So why is it that this ConDem coalition felt they could sell us lies about our emergency services? They have spouted a rhetoric that claims to have “protected frontline services”, but they have cut the support. I have a friend who works as a civilian in the West Yorkshire Police, he used to work shift patterns to allow him to take statements at times that were convenient to witnesses. He has seen a large number of his civilian colleagues made redundant and they’ve had their shiftwork removed. The reality of this is that when witnesses work 9-5 it is frontline officers who have to make the journey to collect statements etc and this is taking police away from the frontline. They’ve also had their travel expenses cut, meaning if a witness cannot come to the station it again falls to front line officers to do the task.
Cameron spoke on channel 4 in the run up to the election about how the police service had suffered budget cuts but “crime has fallen”, my contact suggests that the reality is that as officers have to do all the paperwork etc themselves a large number of minor crimes are now no longer recorded. This effects the overall crime figures and gives Cameron his misleading headline.
It’s not just the police that have been attacked, recently ITV aired a documentary about the emergency department at the Manchester Royal Infirmary, the consultant in charge spoke about his frustration at being able to spend “less than 20% of [his] time with patients”, this was due to the government cuts to the administration staff and other non-frontline services. Paramedics are being replaced with “Emergency Care Assistants” who have little more than first aid training. They are the first to arrive on the scene and their job is basically to assess whether the 999 call was warranted and if it is to call a paramedic. This means that people in dire need of emergency care are being kept waiting longer.

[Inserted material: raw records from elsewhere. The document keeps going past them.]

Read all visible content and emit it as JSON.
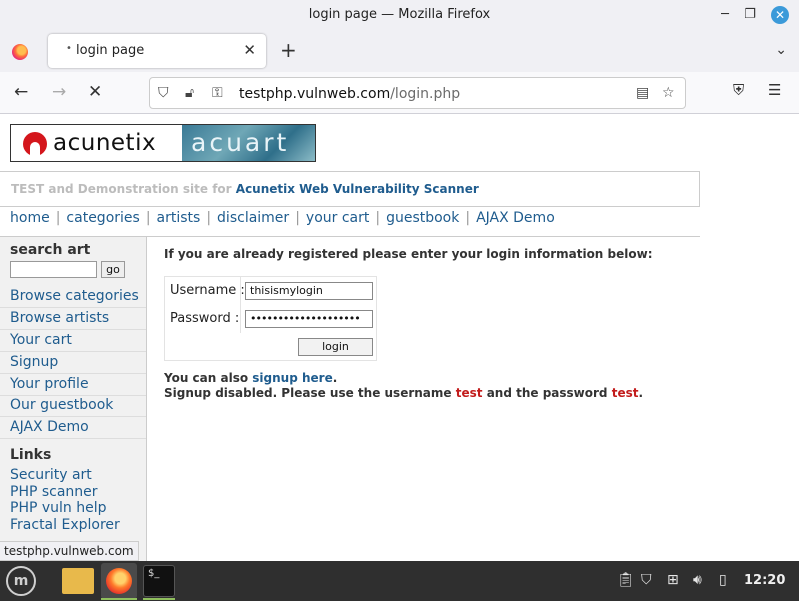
{
  "window": {
    "title": "login page — Mozilla Firefox"
  },
  "tabs": [
    {
      "label": "login page"
    }
  ],
  "url": {
    "host": "testphp.vulnweb.com",
    "path": "/login.php"
  },
  "site": {
    "logo_left": "acunetix",
    "logo_right": "acuart",
    "tagline_prefix": "TEST and Demonstration site for",
    "tagline_brand": "Acunetix Web Vulnerability Scanner",
    "topnav": [
      "home",
      "categories",
      "artists",
      "disclaimer",
      "your cart",
      "guestbook",
      "AJAX Demo"
    ]
  },
  "sidebar": {
    "search_title": "search art",
    "search_button": "go",
    "links": [
      "Browse categories",
      "Browse artists",
      "Your cart",
      "Signup",
      "Your profile",
      "Our guestbook",
      "AJAX Demo"
    ],
    "links_title": "Links",
    "extra_links": [
      "Security art",
      "PHP scanner",
      "PHP vuln help",
      "Fractal Explorer"
    ]
  },
  "login": {
    "intro": "If you are already registered please enter your login information below:",
    "username_label": "Username :",
    "username_value": "thisismylogin",
    "password_label": "Password :",
    "password_value": "••••••••••••••••••••",
    "button": "login",
    "signup_prefix": "You can also",
    "signup_link": "signup here",
    "signup_suffix": ".",
    "disabled_prefix": "Signup disabled. Please use the username",
    "disabled_user": "test",
    "disabled_mid": "and the password",
    "disabled_pass": "test",
    "disabled_suffix": "."
  },
  "statusbar": "testphp.vulnweb.com",
  "taskbar": {
    "clock": "12:20"
  }
}
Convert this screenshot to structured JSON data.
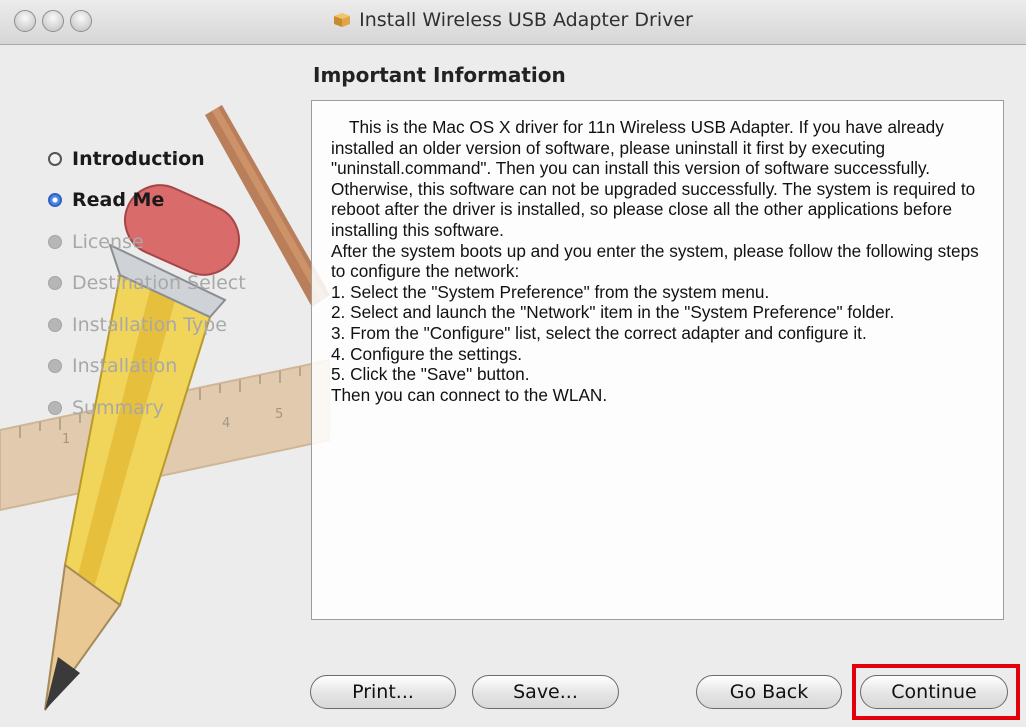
{
  "window": {
    "title": "Install Wireless USB Adapter Driver"
  },
  "main": {
    "heading": "Important Information"
  },
  "steps": [
    {
      "label": "Introduction",
      "state": "done"
    },
    {
      "label": "Read Me",
      "state": "current"
    },
    {
      "label": "License",
      "state": "pending"
    },
    {
      "label": "Destination Select",
      "state": "pending"
    },
    {
      "label": "Installation Type",
      "state": "pending"
    },
    {
      "label": "Installation",
      "state": "pending"
    },
    {
      "label": "Summary",
      "state": "pending"
    }
  ],
  "readme": {
    "intro": "This is the Mac OS X driver for 11n Wireless USB Adapter. If you have already installed an older version of software, please uninstall it first by executing \"uninstall.command\". Then you can install this version of software successfully. Otherwise, this software can not be upgraded successfully. The system is required to reboot after the driver is installed, so please close all the other applications before installing this software.",
    "lead": "After the system boots up and you enter the system, please follow the following steps to configure the network:",
    "step1": "1. Select the \"System Preference\" from the system menu.",
    "step2": "2. Select and launch the \"Network\" item in the \"System Preference\" folder.",
    "step3": "3. From the \"Configure\" list, select the correct adapter and configure it.",
    "step4": "4. Configure the settings.",
    "step5": "5. Click the \"Save\" button.",
    "closing": "Then you can connect to the WLAN."
  },
  "buttons": {
    "print": "Print...",
    "save": "Save...",
    "go_back": "Go Back",
    "continue": "Continue"
  },
  "ruler_numbers": [
    "1",
    "4",
    "5"
  ],
  "colors": {
    "highlight": "#e3000b",
    "current_step_bullet": "#4f88e6"
  }
}
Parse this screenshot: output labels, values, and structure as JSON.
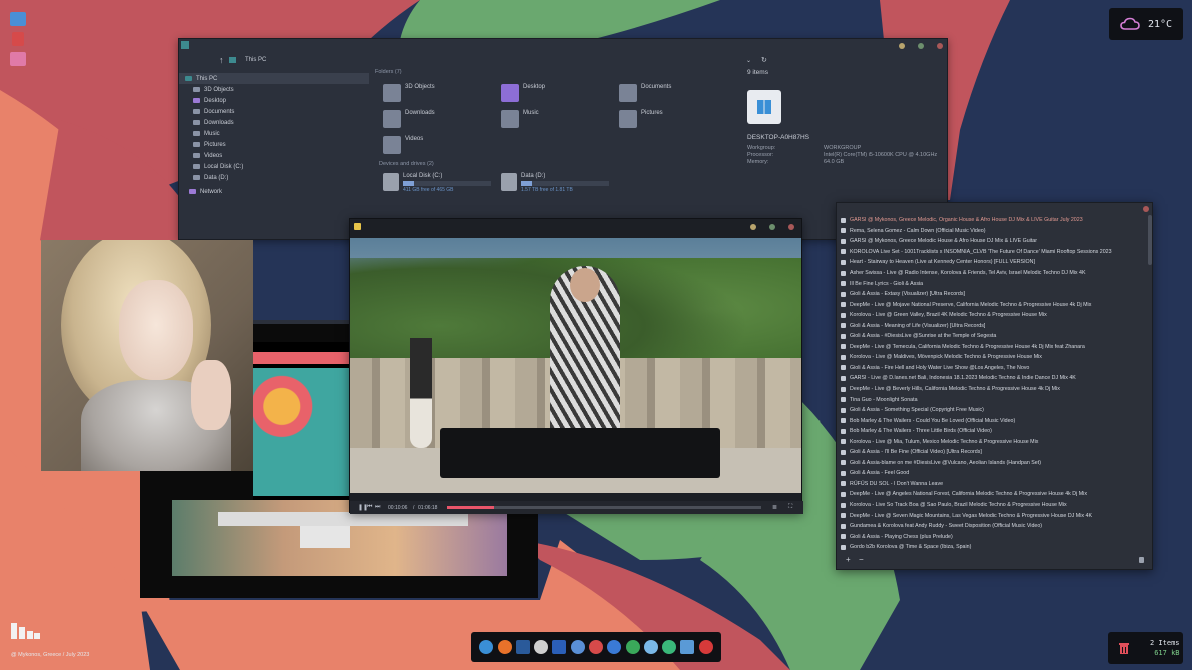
{
  "weather": {
    "temp": "21°C",
    "icon": "cloud-icon"
  },
  "trash_widget": {
    "count": "2 Items",
    "size": "617 kB",
    "icon": "trash-icon"
  },
  "caption": {
    "line1": "@ Mykonos, Greece /  July 2023"
  },
  "explorer": {
    "breadcrumb": "This PC",
    "sidebar": [
      {
        "label": "This PC",
        "sel": true
      },
      {
        "label": "3D Objects"
      },
      {
        "label": "Desktop"
      },
      {
        "label": "Documents"
      },
      {
        "label": "Downloads"
      },
      {
        "label": "Music"
      },
      {
        "label": "Pictures"
      },
      {
        "label": "Videos"
      },
      {
        "label": "Local Disk (C:)"
      },
      {
        "label": "Data (D:)"
      },
      {
        "label": "Network"
      }
    ],
    "folders_header": "Folders (7)",
    "folders": [
      "3D Objects",
      "Desktop",
      "Documents",
      "Downloads",
      "Music",
      "Pictures",
      "Videos"
    ],
    "drives_header": "Devices and drives (2)",
    "drives": [
      {
        "name": "Local Disk (C:)",
        "free": "411 GB free of 465 GB",
        "used_fraction": 0.12
      },
      {
        "name": "Data (D:)",
        "free": "1.57 TB free of 1.81 TB",
        "used_fraction": 0.13
      }
    ],
    "details": {
      "count": "9 items",
      "pc_name": "DESKTOP-A0H87HS",
      "workgroup_label": "Workgroup:",
      "workgroup": "WORKGROUP",
      "processor_label": "Processor:",
      "processor": "Intel(R) Core(TM) i5-10600K CPU @ 4.10GHz",
      "memory_label": "Memory:",
      "memory": "64.0 GB"
    }
  },
  "player": {
    "time_current": "00:10:06",
    "time_sep": "/",
    "time_total": "01:06:18",
    "progress_fraction": 0.15
  },
  "playlist": {
    "items": [
      "GARSI @ Mykonos, Greece   Melodic, Organic House & Afro House DJ Mix & LIVE Guitar  July 2023",
      "Rema, Selena Gomez - Calm Down (Official Music Video)",
      "GARSI @ Mykonos, Greece   Melodic House & Afro House DJ Mix & LIVE Guitar",
      "KOROLOVA Live Set - 1001Tracklists x INSOMNIA_CLVB 'The Future Of Dance' Miami Rooftop Sessions 2023",
      "Heart - Stairway to Heaven (Live at Kennedy Center Honors) [FULL VERSION]",
      "Asher Swissa - Live @ Radio Intense, Korolova & Friends, Tel Aviv, Israel   Melodic Techno DJ Mix 4K",
      "Ill Be Fine Lyrics - Gioli & Assia",
      "Gioli & Assia - Extasy (Visualizer) [Ultra Records]",
      "DeepMe - Live @ Mojave National Preserve, California   Melodic Techno & Progressive House 4k Dj Mix",
      "Korolova - Live @ Green Valley, Brazil   4K Melodic Techno & Progressive House Mix",
      "Gioli & Assia - Meaning of Life (Visualizer) [Ultra Records]",
      "Gioli & Assia - #DiesisLive @Sunrise at the Temple of Segesta",
      "DeepMe - Live @ Temecula, California   Melodic Techno & Progressive House 4k Dj Mix feat Zhanara",
      "Korolova - Live @ Maldives, Mövenpick   Melodic Techno & Progressive House Mix",
      "Gioli & Assia -   Fire Hell and Holy Water  Live Show @Los Angeles, The Novo",
      "GARSI - Live @ D.lanes.net Bali, Indonesia 18.1.2023   Melodic Techno & Indie Dance DJ Mix 4K",
      "DeepMe - Live @ Beverly Hills, California   Melodic Techno & Progressive House 4k Dj Mix",
      "Tina Guo - Moonlight Sonata",
      "Gioli & Assia - Something Special (Copyright Free Music)",
      "Bob Marley & The Wailers - Could You Be Loved (Official Music Video)",
      "Bob Marley & The Wailers - Three Little Birds (Official Video)",
      "Korolova - Live @ Mia, Tulum, Mexico   Melodic Techno & Progressive House Mix",
      "Gioli & Assia - I'll Be Fine (Official Video) [Ultra Records]",
      "Gioli & Assia-blame on me #DiesisLive @Vulcano, Aeolian Islands (Handpan Set)",
      "Gioli & Assia - Feel Good",
      "RÜFÜS DU SOL - I Don't Wanna Leave",
      "DeepMe - Live @ Angeles National Forest, California   Melodic Techno & Progressive House 4k Dj Mix",
      "Korolova - Live So Track Boa @ Sao Paulo, Brazil   Melodic Techno & Progressive House Mix",
      "DeepMe - Live @ Seven Magic Mountains, Las Vegas   Melodic Techno & Progressive House DJ Mix 4K",
      "Gundamea & Korolova feat Andy Ruddy - Sweet Disposition (Official Music Video)",
      "Gioli & Assia - Playing Chess (plus Prelude)",
      "Gordo b2b Korolova @ Time & Space (Ibiza, Spain)"
    ],
    "add_label": "+",
    "remove_label": "−"
  },
  "dock": [
    "finder-icon",
    "firefox-icon",
    "photoshop-icon",
    "sound-icon",
    "word-icon",
    "monitor-icon",
    "music-icon",
    "settings-icon",
    "chat-icon",
    "search-icon",
    "download-icon",
    "trash-icon",
    "power-icon"
  ],
  "colors": {
    "accent": "#e39a92",
    "panel": "#2b303b",
    "wall_red": "#c1555d",
    "wall_orange": "#e8826a",
    "wall_green": "#6aa86f",
    "wall_navy": "#253457"
  }
}
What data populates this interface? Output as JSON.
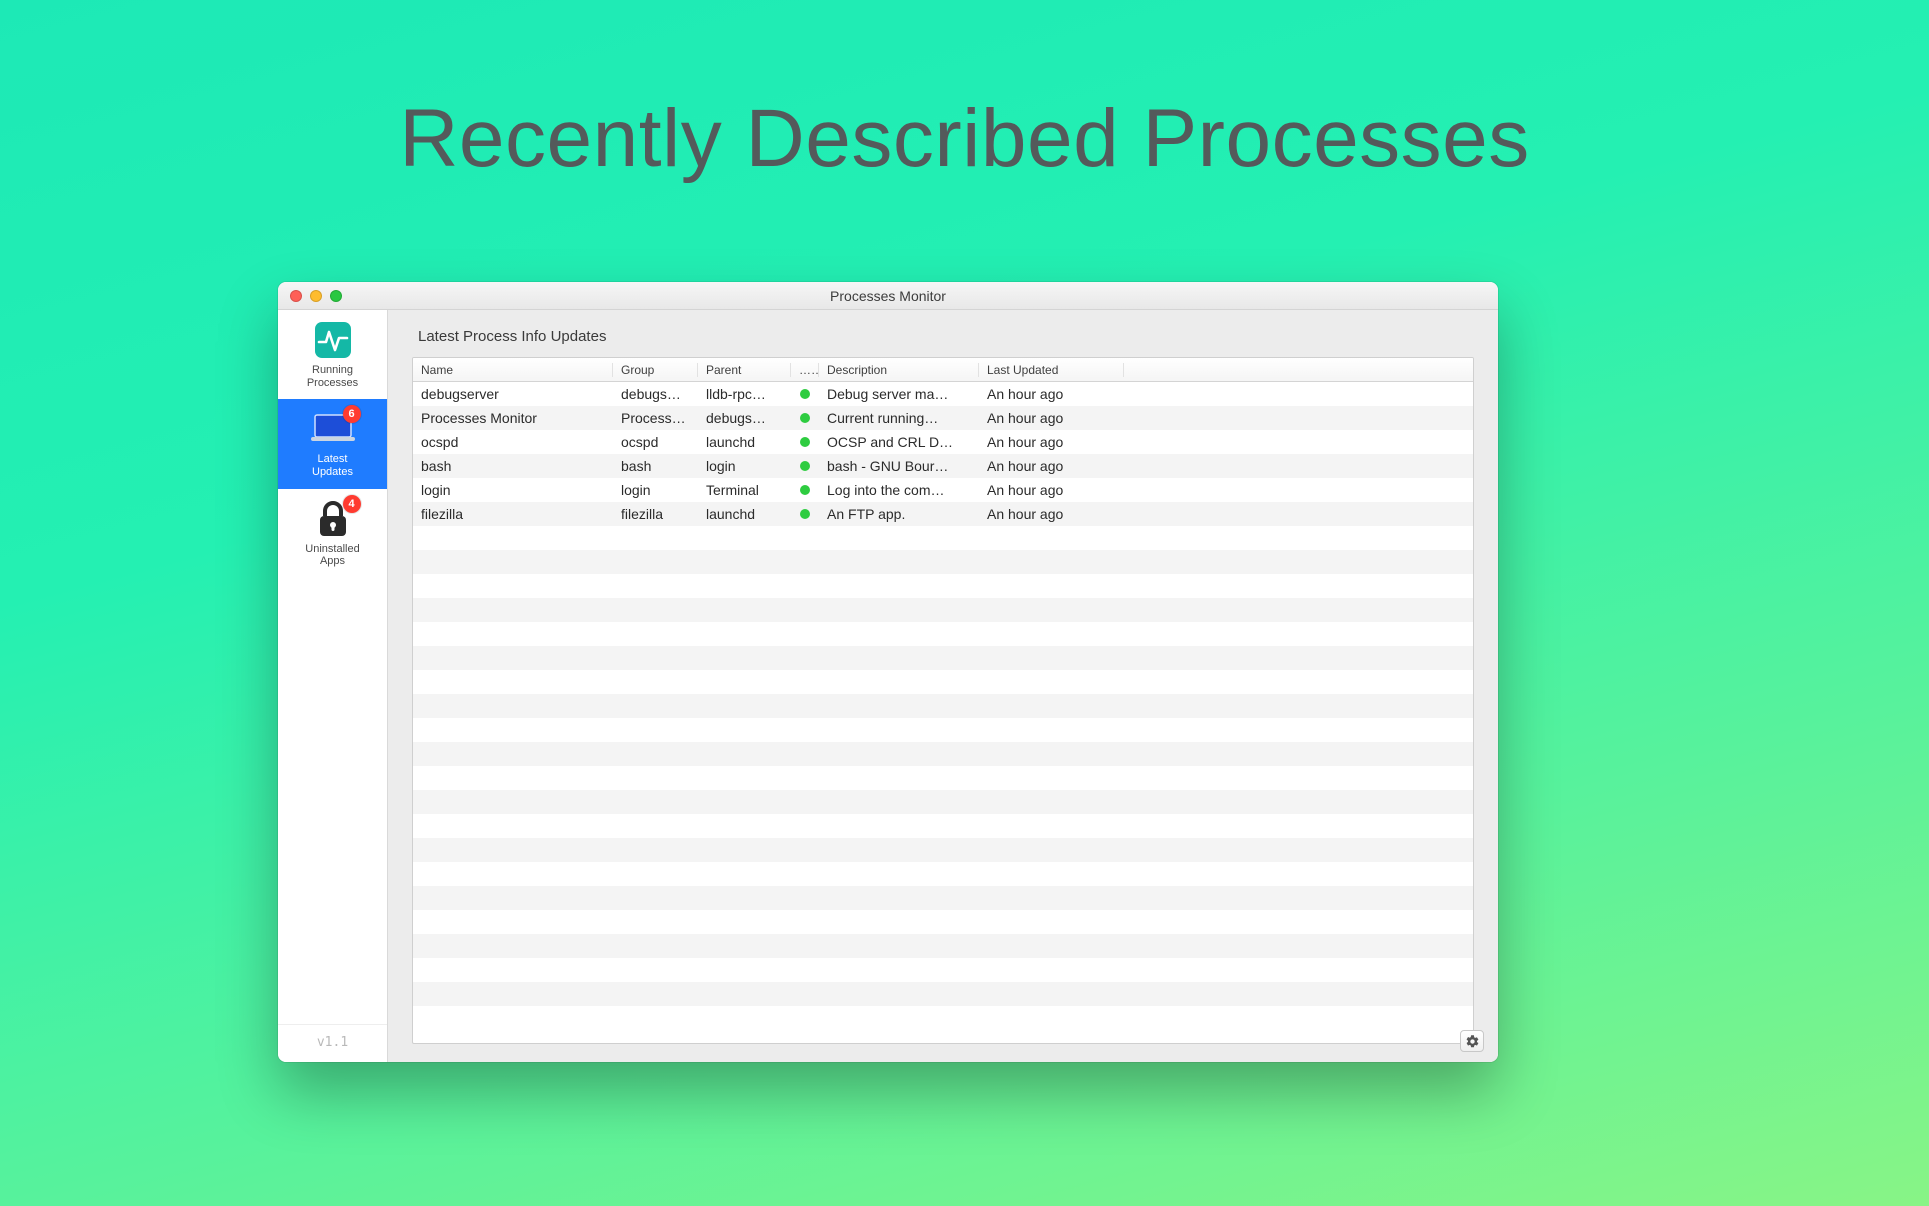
{
  "page_heading": "Recently Described Processes",
  "window": {
    "title": "Processes Monitor",
    "version_label": "v1.1"
  },
  "sidebar": {
    "items": [
      {
        "id": "running",
        "label_line1": "Running",
        "label_line2": "Processes",
        "badge": null,
        "selected": false
      },
      {
        "id": "latest",
        "label_line1": "Latest",
        "label_line2": "Updates",
        "badge": "6",
        "selected": true
      },
      {
        "id": "uninstalled",
        "label_line1": "Uninstalled",
        "label_line2": "Apps",
        "badge": "4",
        "selected": false
      }
    ]
  },
  "main": {
    "section_title": "Latest Process Info Updates",
    "columns": {
      "name": "Name",
      "group": "Group",
      "parent": "Parent",
      "status": "…",
      "description": "Description",
      "last_updated": "Last Updated"
    },
    "rows": [
      {
        "name": "debugserver",
        "group": "debugs…",
        "parent": "lldb-rpc…",
        "status": "green",
        "description": "Debug server ma…",
        "last_updated": "An hour ago"
      },
      {
        "name": "Processes Monitor",
        "group": "Process…",
        "parent": "debugs…",
        "status": "green",
        "description": "Current running…",
        "last_updated": "An hour ago"
      },
      {
        "name": "ocspd",
        "group": "ocspd",
        "parent": "launchd",
        "status": "green",
        "description": "OCSP and CRL D…",
        "last_updated": "An hour ago"
      },
      {
        "name": "bash",
        "group": "bash",
        "parent": "login",
        "status": "green",
        "description": "bash - GNU Bour…",
        "last_updated": "An hour ago"
      },
      {
        "name": "login",
        "group": "login",
        "parent": "Terminal",
        "status": "green",
        "description": "Log into the com…",
        "last_updated": "An hour ago"
      },
      {
        "name": "filezilla",
        "group": "filezilla",
        "parent": "launchd",
        "status": "green",
        "description": "An FTP app.",
        "last_updated": "An hour ago"
      }
    ]
  }
}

The last 5 years have been dire for our emergency services, on top of cuts to Police and Emergency Health we’ve seen the fire brigade attacked to such an extent that they have felt the need to strike. Let that sink in.
And this all happened under a coalition, the Lib Dems able to rein in the worst and most extreme cuts the tories hoped for. The Lib Dems no longer have that power, so the future looks very, very bleak.